Michael Leede and his sister, designer Katie Leede, spent many summers in a special family house on the coast of Maine called Skylands. Years later, when Michael asked his sister to help design a Denver house for his family, the siblings had that particular home in mind. Today, the world knows Skylands as one of Martha Stewart’s oft-published residences, but it was originally designed in the 1920s by architect Duncan Candler for Edsel and Eleanor Ford. And, for many years, it was a haven for the Leede family. “It was our magical place,” Katie says. “We had it for close to 20 summers, and we loved the flow and feeling of that house, and the quality of its materials.” Michael adds, “It had well-proportioned rooms, but nothing overly grand—it’s a very livable, classic design.”
To recreate the feeling of Skylands while also drawing inspiration from Katie’s former Santa Monica home, Michael asked architect Mark Wellen (who worked on the Maine house when the Leede family owned it), the late general contractor Mike Floyd of Kane Creek Construction and his sister to create the new residence. The design team was charged with capturing the spirit of the homes, as opposed to replicating them.
Wellen chose to keep the plan clear and simple by using a strong axial arrangement. “There’s a certain amount of drama when you walk through the front door and into the high-ceiling space,” he says. “Then, as you go into the living room, the axis creates views in all directions.” The architect also gave the brand-new house a sense of gravitas with elements found in classic homes, such as thick walls that allow inset windows and doors. “We tried to make the detailing basic and timeless,” he says. “I’m a strong believer that a house should be the framework for the way people live their lives. The details of this house are a great backdrop for the family’s furniture and art.”
It is a considerable collection, as the home contains not only family memories, but many physical keepsakes as well. Michael and Katie’s mother—a woman with a discerning eye for design—happened to be creating a more contemporary interior at her house while her son’s new home was being designed, so she gave many of her vintage pieces to him and her daughter-in-law, Teresa. “My mom had gotten several wonderful old pieces from Hyde Park Antiques when I was 15—including the entry console and mirror,” the designer says. “After that, she went on a big collecting tear. When all of these beautiful things became available, it was just a matter of figuring out what could go where.”
Katie had more than antiques to consider—their mother provided a healthy dose of modern furniture as well as the classic items. And it’s the mix that provides the home with soulfulness. The dining room, for example, features Brno dining chairs by Mies van der Rohe. “Those are the type of chairs that we grew up with around our dining room table,” says Katie. That’s not to say they are exactly the same. The designer notes: “I put an olive brown linen velvet on these, which my mother would never do, she always had them with the classic black leather.”

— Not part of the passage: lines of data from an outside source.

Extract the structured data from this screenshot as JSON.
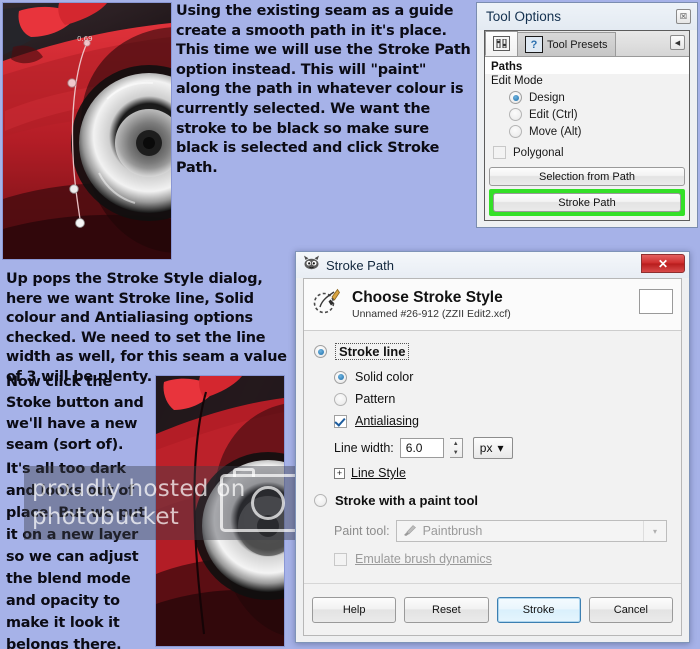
{
  "instructions": {
    "top": "Using the existing seam as a guide create a smooth path in it's place. This time we will use the Stroke Path option instead. This will \"paint\" along the path in whatever colour is currently selected. We want the stroke to be black so make sure black is selected and click Stroke Path.",
    "middle": "Up pops the Stroke Style dialog, here we want Stroke line, Solid colour and Antialiasing options checked. We need to set the line width as well, for this seam a value of 3 will be plenty.",
    "middle2": "Now click the Stoke button and we'll have a new seam (sort of).",
    "bottom": "It's all too dark and looks out of place. But we put it on a new layer so we can adjust the blend mode and opacity to make it look it belongs there."
  },
  "tool_options": {
    "title": "Tool Options",
    "close_glyph": "☒",
    "tabs": [
      {
        "label": "",
        "icon": "tool-options-icon",
        "active": true
      },
      {
        "label": "Tool Presets",
        "icon": "tool-presets-icon",
        "active": false
      }
    ],
    "collapse_glyph": "◀",
    "section_title": "Paths",
    "edit_mode_label": "Edit Mode",
    "edit_modes": [
      {
        "label": "Design",
        "selected": true
      },
      {
        "label": "Edit (Ctrl)",
        "selected": false
      },
      {
        "label": "Move (Alt)",
        "selected": false
      }
    ],
    "polygonal": {
      "label": "Polygonal",
      "checked": false
    },
    "selection_from_path": "Selection from Path",
    "stroke_path": "Stroke Path",
    "highlight_color": "#34e028"
  },
  "stroke_dialog": {
    "titlebar": "Stroke Path",
    "close_glyph": "✕",
    "heading": "Choose Stroke Style",
    "subheading": "Unnamed #26-912 (ZZII Edit2.xcf)",
    "stroke_line": {
      "label": "Stroke line",
      "selected": true
    },
    "solid_color": {
      "label": "Solid color",
      "selected": true
    },
    "pattern": {
      "label": "Pattern",
      "selected": false
    },
    "antialiasing": {
      "label": "Antialiasing",
      "checked": true
    },
    "line_width": {
      "label": "Line width:",
      "value": "6.0",
      "unit": "px",
      "unit_arrow": "▾",
      "spin_up": "▲",
      "spin_down": "▼"
    },
    "line_style": {
      "label": "Line Style",
      "expander": "+",
      "expanded": false
    },
    "stroke_with_paint_tool": {
      "label": "Stroke with a paint tool",
      "selected": false
    },
    "paint_tool": {
      "label": "Paint tool:",
      "value": "Paintbrush",
      "arrow": "▾",
      "enabled": false
    },
    "emulate_brush_dynamics": {
      "label": "Emulate brush dynamics",
      "checked": false,
      "enabled": false
    },
    "buttons": [
      {
        "label": "Help",
        "default": false
      },
      {
        "label": "Reset",
        "default": false
      },
      {
        "label": "Stroke",
        "default": true
      },
      {
        "label": "Cancel",
        "default": false
      }
    ]
  },
  "watermark": {
    "line1": "proudly hosted on",
    "line2": "photobucket",
    "icon": "camera-icon"
  },
  "canvas": {
    "top_image_name": "red-sports-car-with-path",
    "bottom_image_name": "red-sports-car-with-stroked-seam",
    "background_color": "#a6b2e8"
  }
}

The room also contains statement-making contemporary notes. “The Jasper Johns Numbers were collected by my parents, and they look great on the dining room’s polished plaster wall,” Katie says. A gold-leaf ceiling floats above it all. “We had a painter on a ladder for four days, applying these little gilt squares to the ceiling,” Teresa says. “It adds a special pop and a bit of chic.”
Throughout, textiles add color and texture. Fabrics by designers such as Brigitte Singh and Robert Kime mix with the designer’s own line, as well as family heirlooms. “There’s an antique tapestry in the entry that was the first major piece my mom bought,” Katie says. “It was a centerpiece of Michael and Teresa’s wedding.” And, in 2019, it served the same function when the couple’s son married.
Meanwhile, a family quilt hangs on the bedroom wall. “My mother is an avid collector, and while at Skylands she became obsessed with quilts,” Katie says. “She accumulated around 200, and this one is a particular favorite of my mother’s.” The myriad of family treasures looks right at home in the airy yet intimate spaces. “This house feels solid yet cozy—and that’s the way Skylands was,” says the designer.
And now the house is ready for the next generation of Leedes. “We wanted a house that was comfortable for our family,” says Teresa. “Our son and his wife are expecting a baby this summer, so as our family grows this house will be able to accommodate all of us. It’s a great place for making memories.”